Uncovering Response Biases in Recommendation

AAAI Conferences

An user-specific tendency of biased movie rating is investigated, leading six identified types of rating pattern in a massive movie rating dataset. Based on the observed bias assumption, we propose a rescaling method of preferential scores by considering the rating types.  Experimental results show significant enhancement for movie recommendation systems.


Teaching machines to avoid our mistakes

#artificialintelligence

The conventional wisdom is that intelligent systems, while good with numbers and maybe facts, are not going to be able to cope with the world of judgment and decision-making. The common assumption is that computers will not be able to deal with the nuance of reasoning that drives the solely human ability to assess what is happening in the world and then make reasoned decisions in reaction to that assessment. And herein lies my problem -- the assumption hidden in this belief is that humans are actually good at this sort of reasoning. And it's not clear that this is true. In particular, we seem prone to reasoning mistakes based on biases in decision-making that hinder us every day.


Teaching machines to avoid our mistakes

#artificialintelligence

The conventional wisdom is that intelligent systems, while good with numbers and maybe facts, are not going to be able to cope with the world of judgment and decision-making.
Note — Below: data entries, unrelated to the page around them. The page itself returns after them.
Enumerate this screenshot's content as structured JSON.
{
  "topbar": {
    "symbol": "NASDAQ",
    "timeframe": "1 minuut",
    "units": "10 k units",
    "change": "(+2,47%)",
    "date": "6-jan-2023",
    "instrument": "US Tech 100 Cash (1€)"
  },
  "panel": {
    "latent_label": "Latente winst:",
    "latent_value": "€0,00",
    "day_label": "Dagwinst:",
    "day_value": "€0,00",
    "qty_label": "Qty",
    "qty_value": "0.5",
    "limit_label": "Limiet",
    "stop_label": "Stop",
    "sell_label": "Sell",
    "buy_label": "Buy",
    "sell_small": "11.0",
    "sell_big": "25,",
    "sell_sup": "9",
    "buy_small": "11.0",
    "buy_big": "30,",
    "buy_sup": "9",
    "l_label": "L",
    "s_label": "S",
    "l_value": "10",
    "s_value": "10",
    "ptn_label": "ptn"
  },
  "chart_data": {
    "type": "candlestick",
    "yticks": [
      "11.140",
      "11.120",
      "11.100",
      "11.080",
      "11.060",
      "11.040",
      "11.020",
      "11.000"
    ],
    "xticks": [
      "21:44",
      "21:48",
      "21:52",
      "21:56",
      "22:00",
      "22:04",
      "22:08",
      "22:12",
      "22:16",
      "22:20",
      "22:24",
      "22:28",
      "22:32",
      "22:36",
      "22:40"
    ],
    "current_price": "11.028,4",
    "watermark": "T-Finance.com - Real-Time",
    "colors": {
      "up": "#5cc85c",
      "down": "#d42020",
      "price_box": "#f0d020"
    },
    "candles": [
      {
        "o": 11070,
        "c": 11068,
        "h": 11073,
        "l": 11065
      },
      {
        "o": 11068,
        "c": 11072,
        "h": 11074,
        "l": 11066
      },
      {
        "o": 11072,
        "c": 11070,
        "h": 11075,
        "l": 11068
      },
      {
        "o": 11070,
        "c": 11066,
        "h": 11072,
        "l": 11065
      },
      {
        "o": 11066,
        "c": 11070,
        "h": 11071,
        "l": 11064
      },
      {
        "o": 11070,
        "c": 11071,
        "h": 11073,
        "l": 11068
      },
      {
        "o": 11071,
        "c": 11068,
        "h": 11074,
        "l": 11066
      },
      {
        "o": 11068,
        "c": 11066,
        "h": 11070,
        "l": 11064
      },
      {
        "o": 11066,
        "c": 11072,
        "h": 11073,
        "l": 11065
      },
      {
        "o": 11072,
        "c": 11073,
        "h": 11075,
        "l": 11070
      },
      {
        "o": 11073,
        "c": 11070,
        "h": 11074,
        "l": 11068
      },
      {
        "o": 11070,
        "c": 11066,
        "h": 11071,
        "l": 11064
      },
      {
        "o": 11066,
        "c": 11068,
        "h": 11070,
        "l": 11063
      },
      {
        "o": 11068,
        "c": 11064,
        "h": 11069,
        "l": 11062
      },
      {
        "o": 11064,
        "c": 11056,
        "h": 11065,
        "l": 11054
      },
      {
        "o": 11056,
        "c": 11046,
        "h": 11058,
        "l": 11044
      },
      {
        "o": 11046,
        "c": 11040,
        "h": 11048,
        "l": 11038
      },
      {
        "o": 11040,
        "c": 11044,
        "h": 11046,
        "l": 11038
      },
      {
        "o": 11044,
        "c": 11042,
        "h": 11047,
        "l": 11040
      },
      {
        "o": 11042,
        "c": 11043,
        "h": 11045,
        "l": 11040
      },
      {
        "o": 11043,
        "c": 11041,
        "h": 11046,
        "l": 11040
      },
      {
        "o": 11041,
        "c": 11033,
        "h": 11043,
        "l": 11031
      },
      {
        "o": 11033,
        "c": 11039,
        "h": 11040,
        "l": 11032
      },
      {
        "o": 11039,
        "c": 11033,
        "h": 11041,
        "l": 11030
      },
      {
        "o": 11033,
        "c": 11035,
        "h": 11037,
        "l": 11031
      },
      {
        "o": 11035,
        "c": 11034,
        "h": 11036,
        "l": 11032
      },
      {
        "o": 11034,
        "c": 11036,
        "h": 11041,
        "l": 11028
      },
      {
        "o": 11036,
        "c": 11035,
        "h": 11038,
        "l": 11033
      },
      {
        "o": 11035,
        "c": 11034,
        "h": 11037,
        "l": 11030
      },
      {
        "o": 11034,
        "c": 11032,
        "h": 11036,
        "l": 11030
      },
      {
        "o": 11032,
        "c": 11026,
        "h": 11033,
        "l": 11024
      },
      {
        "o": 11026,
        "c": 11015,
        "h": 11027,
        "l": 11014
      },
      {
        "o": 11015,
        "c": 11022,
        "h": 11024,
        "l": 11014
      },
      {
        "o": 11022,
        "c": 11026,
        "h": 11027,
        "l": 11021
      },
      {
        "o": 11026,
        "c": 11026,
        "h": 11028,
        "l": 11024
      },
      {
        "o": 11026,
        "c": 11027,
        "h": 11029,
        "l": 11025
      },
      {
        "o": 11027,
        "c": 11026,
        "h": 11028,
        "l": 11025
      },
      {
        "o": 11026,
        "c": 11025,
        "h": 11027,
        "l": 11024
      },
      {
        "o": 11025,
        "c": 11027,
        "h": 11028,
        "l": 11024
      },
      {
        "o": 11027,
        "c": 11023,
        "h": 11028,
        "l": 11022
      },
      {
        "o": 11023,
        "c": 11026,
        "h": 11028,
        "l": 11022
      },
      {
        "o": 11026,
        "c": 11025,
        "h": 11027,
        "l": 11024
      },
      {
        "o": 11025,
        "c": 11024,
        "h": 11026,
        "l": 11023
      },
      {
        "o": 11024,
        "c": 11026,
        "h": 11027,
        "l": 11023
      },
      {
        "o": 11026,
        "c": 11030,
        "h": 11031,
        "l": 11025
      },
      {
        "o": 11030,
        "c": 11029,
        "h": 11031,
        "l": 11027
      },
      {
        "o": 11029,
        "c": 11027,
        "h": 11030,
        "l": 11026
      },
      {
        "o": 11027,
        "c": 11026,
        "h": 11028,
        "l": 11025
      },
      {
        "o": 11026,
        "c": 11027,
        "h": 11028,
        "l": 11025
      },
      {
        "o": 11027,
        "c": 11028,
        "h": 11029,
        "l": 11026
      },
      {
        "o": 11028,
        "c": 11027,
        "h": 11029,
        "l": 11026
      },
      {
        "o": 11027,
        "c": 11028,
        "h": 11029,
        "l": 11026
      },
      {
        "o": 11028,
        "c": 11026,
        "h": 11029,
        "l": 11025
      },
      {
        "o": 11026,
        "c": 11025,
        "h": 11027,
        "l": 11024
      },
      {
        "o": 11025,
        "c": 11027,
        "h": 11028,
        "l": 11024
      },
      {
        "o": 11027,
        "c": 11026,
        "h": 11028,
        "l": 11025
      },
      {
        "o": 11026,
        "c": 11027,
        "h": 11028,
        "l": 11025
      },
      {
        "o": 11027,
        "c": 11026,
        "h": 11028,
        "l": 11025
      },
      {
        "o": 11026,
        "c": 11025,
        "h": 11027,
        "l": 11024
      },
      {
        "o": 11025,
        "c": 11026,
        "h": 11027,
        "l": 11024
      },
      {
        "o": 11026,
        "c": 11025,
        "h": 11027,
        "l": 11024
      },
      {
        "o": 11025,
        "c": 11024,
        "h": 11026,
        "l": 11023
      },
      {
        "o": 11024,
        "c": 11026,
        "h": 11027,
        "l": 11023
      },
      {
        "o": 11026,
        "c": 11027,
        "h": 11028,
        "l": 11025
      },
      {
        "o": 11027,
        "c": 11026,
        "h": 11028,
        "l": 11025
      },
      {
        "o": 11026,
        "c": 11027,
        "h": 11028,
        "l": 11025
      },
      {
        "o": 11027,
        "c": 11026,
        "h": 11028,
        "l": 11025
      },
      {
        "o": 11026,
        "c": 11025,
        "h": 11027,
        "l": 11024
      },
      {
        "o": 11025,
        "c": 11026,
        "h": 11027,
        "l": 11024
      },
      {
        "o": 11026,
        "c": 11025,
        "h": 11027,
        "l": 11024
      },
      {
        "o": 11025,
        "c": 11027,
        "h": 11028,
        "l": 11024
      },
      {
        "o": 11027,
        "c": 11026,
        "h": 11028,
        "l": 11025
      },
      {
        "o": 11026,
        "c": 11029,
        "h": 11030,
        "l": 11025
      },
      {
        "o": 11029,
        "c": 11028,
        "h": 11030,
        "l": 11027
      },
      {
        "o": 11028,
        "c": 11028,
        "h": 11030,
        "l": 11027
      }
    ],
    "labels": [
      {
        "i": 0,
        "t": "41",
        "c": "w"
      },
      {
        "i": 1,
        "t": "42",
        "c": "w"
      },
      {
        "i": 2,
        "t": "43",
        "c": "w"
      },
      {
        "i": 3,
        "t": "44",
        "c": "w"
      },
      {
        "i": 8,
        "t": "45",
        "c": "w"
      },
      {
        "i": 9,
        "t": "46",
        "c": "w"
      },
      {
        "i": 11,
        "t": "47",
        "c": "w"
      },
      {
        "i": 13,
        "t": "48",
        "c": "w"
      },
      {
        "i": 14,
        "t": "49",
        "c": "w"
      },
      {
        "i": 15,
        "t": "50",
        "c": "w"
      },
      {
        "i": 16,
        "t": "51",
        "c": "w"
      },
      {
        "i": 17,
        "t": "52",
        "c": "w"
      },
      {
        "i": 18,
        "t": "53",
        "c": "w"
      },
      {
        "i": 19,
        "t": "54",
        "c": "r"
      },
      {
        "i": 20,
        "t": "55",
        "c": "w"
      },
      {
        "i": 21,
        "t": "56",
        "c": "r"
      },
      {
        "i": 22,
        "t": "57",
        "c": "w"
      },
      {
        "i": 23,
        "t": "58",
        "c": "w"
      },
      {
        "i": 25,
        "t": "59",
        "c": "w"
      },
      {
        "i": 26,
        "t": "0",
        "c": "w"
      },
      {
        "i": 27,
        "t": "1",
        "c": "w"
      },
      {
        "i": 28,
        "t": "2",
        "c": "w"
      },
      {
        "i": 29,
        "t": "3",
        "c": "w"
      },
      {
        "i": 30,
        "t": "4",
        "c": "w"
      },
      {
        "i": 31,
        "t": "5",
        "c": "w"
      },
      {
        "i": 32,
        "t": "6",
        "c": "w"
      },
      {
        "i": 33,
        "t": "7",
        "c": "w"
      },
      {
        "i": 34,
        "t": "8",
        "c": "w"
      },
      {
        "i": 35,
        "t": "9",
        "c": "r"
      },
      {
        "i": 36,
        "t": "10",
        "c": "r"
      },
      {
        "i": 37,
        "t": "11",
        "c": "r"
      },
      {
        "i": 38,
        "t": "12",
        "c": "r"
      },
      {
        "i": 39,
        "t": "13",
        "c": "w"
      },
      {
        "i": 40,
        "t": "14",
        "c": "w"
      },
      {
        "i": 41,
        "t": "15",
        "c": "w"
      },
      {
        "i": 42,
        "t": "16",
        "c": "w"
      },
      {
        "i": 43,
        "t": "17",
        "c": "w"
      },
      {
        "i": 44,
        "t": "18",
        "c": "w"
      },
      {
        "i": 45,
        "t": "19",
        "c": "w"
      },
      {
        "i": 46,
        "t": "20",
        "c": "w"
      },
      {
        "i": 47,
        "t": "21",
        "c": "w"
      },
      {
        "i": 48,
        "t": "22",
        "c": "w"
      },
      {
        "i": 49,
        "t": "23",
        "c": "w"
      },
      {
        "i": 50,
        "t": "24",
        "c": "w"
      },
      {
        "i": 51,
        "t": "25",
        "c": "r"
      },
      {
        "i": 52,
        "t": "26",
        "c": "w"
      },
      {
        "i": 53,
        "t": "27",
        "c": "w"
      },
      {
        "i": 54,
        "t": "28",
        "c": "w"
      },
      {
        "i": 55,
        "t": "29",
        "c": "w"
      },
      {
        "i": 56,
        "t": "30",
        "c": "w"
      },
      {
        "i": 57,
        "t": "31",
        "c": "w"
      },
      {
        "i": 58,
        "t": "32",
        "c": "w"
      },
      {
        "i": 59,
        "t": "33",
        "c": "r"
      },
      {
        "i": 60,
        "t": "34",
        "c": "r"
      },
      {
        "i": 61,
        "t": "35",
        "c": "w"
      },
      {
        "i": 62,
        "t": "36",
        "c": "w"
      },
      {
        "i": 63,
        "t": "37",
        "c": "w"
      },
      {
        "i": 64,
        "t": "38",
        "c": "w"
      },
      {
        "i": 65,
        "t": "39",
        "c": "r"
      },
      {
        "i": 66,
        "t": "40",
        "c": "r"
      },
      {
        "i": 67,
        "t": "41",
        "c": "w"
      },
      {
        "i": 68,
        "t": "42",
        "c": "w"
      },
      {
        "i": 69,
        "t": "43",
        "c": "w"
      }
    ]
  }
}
The common assumption is that computers will not be able to deal with the nuance of reasoning that drives the solely human ability to assess what is happening in the world and then make reasoned decisions in reaction to that assessment. And herein lies my problem -- the assumption hidden in this belief is that humans are actually good at this sort of reasoning. And it's not clear that this is true. In particular, we seem prone to reasoning mistakes based on biases in decision-making that hinder us every day.


We jump to conclusions even when it pays to wait for the facts

New Scientist

People jump to conclusions they want to be true, even when it is against their interests to do so, according to a study of how we make decisions. "In the case of topics important for one's identity, preferential treatment of information consistent with a person's worldview is understandable," says Filip Gęsiarz of University College London. "It can fulfil many psychological needs other than a search for objective truth, such as protecting one's core values or avoiding uncertainty." So when it comes to big, defining issues like Brexit or climate change, we know that objective truth is not always what people are looking for. But Gęsiarz and his colleagues wanted to see whether similar factors were in effect even in trivial judgements, and ones where it pays to be accurate.


The World Isn't as Bad as Your Wired Brain Tells You

WSJ.com: WSJD - Technology

Our best hope for breaking their spell may lie in understanding the workings of our cognitive and social biases--and the algorithms of online social networks that reinforce them. First described in 1973 by psychologists Amos Tversky and Daniel Kahneman, author of the book "Thinking, Fast and Slow," the availability bias refers to our tendency to think that whatever we heard about most recently is more common than it actually is. This might have been useful when we had to make life choices based on a trickle of information, but now that we have a fire hose of it, we can't seem to be rational about the likelihood of bad things happening. Share of survey respondants saying there is more or less crime in the U.S. than there was a year ago The availability bias helps explain why people are afraid of shark attacks, even though they're more likely to drown at the beach. People fear terrorism, even though the odds they will die in a plane crash are far higher--and the odds that they'll be killed walking down the street are many times higher still.